── Provided records ──
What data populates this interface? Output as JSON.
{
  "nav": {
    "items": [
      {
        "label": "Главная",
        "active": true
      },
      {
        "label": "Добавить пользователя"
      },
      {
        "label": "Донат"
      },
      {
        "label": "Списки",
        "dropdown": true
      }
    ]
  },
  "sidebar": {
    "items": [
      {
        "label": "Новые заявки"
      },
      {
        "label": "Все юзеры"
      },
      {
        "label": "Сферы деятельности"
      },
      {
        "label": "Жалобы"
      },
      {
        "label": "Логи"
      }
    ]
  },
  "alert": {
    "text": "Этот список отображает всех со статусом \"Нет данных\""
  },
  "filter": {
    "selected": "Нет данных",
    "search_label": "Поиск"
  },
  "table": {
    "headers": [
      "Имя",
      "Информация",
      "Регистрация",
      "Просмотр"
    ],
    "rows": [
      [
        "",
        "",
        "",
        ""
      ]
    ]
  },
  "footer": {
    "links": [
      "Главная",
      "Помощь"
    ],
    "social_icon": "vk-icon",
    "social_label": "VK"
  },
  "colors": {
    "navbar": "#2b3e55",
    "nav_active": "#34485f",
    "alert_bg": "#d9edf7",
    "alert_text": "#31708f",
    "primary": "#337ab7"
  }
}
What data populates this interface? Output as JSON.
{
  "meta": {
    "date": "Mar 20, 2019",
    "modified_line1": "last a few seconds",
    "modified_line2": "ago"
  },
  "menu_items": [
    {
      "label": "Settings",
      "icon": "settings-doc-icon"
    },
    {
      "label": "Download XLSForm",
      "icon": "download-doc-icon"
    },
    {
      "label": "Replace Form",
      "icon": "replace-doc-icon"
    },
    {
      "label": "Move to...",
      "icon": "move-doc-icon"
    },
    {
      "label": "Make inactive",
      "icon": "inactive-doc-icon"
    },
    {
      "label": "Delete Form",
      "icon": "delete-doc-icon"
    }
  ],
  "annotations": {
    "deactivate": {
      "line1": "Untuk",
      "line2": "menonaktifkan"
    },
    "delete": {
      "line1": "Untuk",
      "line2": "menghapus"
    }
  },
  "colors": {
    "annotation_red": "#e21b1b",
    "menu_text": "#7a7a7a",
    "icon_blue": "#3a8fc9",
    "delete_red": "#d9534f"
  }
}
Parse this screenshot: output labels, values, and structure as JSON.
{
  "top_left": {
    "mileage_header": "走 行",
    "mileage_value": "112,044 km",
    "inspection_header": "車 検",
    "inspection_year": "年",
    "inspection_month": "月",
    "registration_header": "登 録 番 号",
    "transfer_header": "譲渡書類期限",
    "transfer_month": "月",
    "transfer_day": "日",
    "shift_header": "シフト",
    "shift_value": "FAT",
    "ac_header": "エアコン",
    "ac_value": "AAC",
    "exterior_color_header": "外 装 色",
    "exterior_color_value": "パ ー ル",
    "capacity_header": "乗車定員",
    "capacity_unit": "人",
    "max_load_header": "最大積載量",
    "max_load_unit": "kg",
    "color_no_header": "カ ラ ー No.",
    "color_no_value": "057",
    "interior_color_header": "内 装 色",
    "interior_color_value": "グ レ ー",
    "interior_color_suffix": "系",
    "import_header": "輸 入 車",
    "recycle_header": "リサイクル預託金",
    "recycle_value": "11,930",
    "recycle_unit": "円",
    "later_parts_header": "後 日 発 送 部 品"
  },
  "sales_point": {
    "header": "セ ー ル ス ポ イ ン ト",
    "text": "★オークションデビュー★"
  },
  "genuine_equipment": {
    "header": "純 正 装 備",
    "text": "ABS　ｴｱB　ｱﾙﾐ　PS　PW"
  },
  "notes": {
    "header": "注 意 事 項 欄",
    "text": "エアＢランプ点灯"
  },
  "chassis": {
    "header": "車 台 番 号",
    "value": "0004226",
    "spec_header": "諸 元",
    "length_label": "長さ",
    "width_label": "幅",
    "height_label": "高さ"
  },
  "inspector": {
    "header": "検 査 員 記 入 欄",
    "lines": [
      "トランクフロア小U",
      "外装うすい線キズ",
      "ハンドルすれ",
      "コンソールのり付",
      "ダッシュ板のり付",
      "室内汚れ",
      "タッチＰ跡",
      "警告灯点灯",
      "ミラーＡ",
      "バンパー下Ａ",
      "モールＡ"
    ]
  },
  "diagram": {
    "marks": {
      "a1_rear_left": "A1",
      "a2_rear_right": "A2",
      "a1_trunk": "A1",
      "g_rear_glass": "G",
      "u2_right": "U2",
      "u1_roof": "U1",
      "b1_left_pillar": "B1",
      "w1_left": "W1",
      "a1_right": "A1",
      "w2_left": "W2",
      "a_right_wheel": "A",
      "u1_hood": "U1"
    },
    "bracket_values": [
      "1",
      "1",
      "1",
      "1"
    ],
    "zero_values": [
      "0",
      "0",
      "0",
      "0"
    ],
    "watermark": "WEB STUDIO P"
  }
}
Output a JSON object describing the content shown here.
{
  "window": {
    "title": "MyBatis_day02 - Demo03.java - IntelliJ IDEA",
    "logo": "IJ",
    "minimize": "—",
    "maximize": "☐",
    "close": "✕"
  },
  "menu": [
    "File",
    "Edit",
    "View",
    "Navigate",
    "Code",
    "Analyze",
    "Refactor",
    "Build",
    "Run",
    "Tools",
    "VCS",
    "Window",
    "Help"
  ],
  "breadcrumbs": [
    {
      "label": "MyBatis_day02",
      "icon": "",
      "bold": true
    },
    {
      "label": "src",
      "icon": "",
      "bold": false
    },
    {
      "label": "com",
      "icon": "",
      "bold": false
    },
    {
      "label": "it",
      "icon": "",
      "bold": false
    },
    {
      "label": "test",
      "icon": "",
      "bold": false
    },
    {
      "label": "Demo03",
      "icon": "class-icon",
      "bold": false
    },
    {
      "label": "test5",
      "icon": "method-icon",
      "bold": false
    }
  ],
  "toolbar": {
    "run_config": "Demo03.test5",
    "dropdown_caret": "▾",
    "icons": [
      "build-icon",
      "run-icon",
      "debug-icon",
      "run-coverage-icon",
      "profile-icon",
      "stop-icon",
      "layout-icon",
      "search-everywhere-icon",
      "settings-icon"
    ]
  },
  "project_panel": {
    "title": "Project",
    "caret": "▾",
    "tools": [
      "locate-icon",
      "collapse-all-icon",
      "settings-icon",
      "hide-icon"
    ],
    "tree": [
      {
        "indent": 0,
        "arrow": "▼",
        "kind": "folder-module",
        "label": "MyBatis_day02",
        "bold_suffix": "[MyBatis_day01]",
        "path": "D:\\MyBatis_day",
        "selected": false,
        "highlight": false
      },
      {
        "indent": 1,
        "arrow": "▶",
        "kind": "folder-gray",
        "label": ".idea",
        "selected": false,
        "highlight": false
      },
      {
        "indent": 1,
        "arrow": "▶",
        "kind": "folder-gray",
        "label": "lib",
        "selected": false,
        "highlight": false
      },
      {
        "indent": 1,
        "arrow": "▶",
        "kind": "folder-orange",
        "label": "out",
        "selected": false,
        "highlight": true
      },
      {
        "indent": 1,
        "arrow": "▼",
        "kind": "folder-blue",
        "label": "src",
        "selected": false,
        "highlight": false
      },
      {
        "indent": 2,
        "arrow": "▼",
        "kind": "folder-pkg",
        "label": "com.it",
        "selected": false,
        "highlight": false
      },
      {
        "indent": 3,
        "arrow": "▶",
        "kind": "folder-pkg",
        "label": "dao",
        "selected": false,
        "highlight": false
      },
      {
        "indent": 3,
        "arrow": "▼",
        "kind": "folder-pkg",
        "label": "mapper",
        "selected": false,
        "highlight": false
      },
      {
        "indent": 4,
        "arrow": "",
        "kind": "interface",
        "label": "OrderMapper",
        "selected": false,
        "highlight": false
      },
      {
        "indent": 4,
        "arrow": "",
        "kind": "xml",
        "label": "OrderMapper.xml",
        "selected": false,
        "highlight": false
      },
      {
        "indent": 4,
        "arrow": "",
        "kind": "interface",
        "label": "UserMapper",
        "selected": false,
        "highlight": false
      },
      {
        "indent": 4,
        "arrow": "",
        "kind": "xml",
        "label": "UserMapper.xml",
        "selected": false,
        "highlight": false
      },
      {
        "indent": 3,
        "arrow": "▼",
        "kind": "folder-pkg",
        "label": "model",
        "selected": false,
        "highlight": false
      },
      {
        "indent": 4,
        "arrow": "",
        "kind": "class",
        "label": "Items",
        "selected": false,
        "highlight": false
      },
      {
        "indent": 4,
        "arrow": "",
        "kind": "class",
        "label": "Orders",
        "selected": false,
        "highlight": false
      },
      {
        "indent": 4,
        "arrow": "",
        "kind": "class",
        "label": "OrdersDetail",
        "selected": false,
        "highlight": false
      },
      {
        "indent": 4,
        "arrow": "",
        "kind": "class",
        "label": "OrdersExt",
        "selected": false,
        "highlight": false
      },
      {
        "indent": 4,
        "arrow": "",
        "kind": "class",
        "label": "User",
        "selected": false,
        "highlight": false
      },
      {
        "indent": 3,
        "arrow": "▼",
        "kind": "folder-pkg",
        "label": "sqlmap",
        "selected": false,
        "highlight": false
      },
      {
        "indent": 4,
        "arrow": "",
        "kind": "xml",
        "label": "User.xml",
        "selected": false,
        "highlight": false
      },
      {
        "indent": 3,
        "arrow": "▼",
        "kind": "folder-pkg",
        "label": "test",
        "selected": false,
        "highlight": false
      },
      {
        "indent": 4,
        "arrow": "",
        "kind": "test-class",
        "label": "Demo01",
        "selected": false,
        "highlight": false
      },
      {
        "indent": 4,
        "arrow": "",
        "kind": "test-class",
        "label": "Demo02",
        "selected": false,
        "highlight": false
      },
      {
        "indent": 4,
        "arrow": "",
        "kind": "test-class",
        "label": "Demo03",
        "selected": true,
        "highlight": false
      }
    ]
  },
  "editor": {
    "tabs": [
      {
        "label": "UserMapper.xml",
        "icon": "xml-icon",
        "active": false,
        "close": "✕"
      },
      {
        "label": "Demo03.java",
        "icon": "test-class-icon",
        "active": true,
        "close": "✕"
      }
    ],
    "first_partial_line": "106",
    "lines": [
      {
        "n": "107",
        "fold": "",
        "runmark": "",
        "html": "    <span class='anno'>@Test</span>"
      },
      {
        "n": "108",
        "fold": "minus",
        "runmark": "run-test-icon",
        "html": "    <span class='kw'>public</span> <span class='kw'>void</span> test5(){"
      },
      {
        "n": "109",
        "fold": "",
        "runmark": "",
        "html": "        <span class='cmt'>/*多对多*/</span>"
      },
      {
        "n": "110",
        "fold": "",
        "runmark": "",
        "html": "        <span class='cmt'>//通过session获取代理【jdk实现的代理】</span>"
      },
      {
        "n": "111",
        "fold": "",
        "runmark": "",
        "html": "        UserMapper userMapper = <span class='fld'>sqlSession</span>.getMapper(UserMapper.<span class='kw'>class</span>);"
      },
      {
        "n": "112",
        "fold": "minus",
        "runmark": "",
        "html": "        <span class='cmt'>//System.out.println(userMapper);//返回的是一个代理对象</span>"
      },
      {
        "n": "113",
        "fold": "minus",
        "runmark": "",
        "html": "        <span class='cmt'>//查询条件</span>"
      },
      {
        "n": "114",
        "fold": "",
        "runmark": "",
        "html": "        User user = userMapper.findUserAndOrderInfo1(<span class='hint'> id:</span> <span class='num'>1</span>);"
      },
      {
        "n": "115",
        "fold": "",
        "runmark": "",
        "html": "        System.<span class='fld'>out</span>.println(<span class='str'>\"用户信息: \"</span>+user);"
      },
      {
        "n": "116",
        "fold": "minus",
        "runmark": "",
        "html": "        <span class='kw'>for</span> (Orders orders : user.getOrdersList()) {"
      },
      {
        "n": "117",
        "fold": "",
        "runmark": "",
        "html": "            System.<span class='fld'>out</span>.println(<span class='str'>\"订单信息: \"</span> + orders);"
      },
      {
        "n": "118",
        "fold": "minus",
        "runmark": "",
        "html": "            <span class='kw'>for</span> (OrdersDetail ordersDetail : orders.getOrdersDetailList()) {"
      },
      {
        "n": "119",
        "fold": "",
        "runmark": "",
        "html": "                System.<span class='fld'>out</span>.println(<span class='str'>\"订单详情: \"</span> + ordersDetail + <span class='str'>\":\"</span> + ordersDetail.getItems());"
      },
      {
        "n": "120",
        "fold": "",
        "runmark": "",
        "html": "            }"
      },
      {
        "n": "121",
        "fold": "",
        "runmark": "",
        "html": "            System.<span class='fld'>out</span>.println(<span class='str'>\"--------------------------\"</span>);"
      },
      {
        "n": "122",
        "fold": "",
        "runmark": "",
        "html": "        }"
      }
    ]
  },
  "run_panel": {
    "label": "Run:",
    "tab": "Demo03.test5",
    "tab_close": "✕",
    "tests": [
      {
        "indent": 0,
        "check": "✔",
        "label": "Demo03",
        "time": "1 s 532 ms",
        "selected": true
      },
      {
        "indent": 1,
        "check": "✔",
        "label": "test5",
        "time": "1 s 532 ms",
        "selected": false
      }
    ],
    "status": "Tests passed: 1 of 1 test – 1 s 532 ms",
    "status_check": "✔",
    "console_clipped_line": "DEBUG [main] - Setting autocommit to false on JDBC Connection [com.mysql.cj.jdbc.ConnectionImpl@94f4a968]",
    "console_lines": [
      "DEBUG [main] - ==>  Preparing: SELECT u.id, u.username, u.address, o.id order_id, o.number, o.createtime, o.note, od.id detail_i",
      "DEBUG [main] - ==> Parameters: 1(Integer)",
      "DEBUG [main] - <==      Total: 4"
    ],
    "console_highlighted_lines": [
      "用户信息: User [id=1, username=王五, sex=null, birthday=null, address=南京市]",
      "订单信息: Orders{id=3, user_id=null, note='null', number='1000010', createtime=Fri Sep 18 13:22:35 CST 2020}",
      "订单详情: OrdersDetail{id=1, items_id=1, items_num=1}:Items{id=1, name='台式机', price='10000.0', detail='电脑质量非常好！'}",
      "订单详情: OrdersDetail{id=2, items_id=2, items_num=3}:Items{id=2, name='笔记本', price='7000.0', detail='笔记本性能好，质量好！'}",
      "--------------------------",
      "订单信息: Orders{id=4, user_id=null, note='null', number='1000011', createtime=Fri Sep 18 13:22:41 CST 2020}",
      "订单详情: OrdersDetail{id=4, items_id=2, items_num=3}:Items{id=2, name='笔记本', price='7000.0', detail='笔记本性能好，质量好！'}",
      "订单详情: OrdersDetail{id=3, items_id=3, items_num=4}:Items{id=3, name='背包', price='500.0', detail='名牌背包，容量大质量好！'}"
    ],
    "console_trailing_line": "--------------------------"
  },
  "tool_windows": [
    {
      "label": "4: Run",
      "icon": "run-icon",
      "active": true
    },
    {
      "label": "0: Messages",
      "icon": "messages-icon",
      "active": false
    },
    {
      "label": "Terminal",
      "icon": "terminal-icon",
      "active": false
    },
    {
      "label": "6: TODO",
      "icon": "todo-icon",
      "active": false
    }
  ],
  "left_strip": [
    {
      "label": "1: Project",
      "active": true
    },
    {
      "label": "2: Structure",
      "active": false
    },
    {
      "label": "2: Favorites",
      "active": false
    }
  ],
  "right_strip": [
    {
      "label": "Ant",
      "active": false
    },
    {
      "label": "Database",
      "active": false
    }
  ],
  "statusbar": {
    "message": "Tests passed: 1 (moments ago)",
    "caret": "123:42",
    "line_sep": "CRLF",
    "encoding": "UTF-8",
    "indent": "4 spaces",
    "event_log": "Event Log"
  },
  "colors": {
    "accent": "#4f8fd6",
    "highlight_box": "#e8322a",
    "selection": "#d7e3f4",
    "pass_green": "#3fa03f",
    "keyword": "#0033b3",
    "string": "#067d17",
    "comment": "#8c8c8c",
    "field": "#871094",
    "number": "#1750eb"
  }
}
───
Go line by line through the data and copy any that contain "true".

Written answer –
        "active": true
        "dropdown": true
      "bold": true
        "highlight": true
        "selected": true,
        "active": true,
        "selected": true
      "active": true
      "active": true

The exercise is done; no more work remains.